Whilst the properties of decision regret have been widely explored in experimental and game theoretic studies, the empirical features of regret from large-scale ‘binary decision’ national events in practice have garnered less scrutiny. This study is an empirical investigation of novel survey data reporting ‘Brexit’ voting choices and expressions of a desire to change voting choices post-referendum. We investigate if Leave voters are more or less likely to express a change to their binary referendum vote choice than those who voted Remain or abstained and then identify the particular characteristics of those who regret their vote choice. A large-scale pan-European survey is used to capture citizens’ perceptions of the European Union containing 17,147 interviews of adults from 15 EU member states. Using responses from UK citizens (n =1,500), focus is directed to the vote choice for the ‘Brexit’ referendum and the corresponding choice if the referendum were held ‘today’. Probit regression estimation identifies the key differences in the characteristics of those who expressed regret by indicating a desire to change voting choices. Results show that permanence of residential location, knowledge of EU funding policies, educational attainment, employment status and income are key drivers for regretting the referendum voting decision.

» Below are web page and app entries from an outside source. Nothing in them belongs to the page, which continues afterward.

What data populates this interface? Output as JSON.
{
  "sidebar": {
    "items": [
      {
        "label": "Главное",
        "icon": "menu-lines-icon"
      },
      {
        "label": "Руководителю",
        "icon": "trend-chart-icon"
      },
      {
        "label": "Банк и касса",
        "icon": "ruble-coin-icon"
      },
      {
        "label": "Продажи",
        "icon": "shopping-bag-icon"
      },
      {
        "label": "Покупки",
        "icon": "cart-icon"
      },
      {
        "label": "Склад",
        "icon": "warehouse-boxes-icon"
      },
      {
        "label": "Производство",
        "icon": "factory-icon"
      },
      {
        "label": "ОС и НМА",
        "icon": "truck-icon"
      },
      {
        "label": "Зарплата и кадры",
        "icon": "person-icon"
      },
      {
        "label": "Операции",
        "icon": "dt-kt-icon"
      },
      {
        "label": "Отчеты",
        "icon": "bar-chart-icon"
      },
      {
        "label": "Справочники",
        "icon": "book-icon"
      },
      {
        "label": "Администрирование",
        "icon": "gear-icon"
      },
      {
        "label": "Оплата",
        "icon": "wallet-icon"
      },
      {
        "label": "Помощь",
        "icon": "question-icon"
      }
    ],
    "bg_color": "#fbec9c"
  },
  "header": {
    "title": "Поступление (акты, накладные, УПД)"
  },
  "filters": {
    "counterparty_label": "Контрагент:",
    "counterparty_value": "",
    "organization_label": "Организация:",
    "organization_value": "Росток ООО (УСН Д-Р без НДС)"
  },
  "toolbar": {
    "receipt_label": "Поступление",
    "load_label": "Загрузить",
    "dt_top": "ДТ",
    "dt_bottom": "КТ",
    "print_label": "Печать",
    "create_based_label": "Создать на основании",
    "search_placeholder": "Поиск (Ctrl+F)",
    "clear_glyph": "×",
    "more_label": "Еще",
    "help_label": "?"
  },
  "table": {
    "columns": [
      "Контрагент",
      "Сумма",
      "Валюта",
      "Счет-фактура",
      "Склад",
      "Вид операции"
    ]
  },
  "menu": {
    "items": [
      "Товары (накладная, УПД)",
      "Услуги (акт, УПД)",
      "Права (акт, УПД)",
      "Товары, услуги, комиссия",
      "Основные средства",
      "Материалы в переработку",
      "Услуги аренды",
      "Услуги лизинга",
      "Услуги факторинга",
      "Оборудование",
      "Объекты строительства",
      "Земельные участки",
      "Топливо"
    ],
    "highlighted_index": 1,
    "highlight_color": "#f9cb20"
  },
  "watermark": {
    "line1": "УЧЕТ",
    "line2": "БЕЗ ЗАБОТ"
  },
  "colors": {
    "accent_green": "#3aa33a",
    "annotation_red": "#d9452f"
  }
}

|Journal||Rationality and Society|
|Publication status||Accepted for publication - 18 Jun 2021|
- vote choice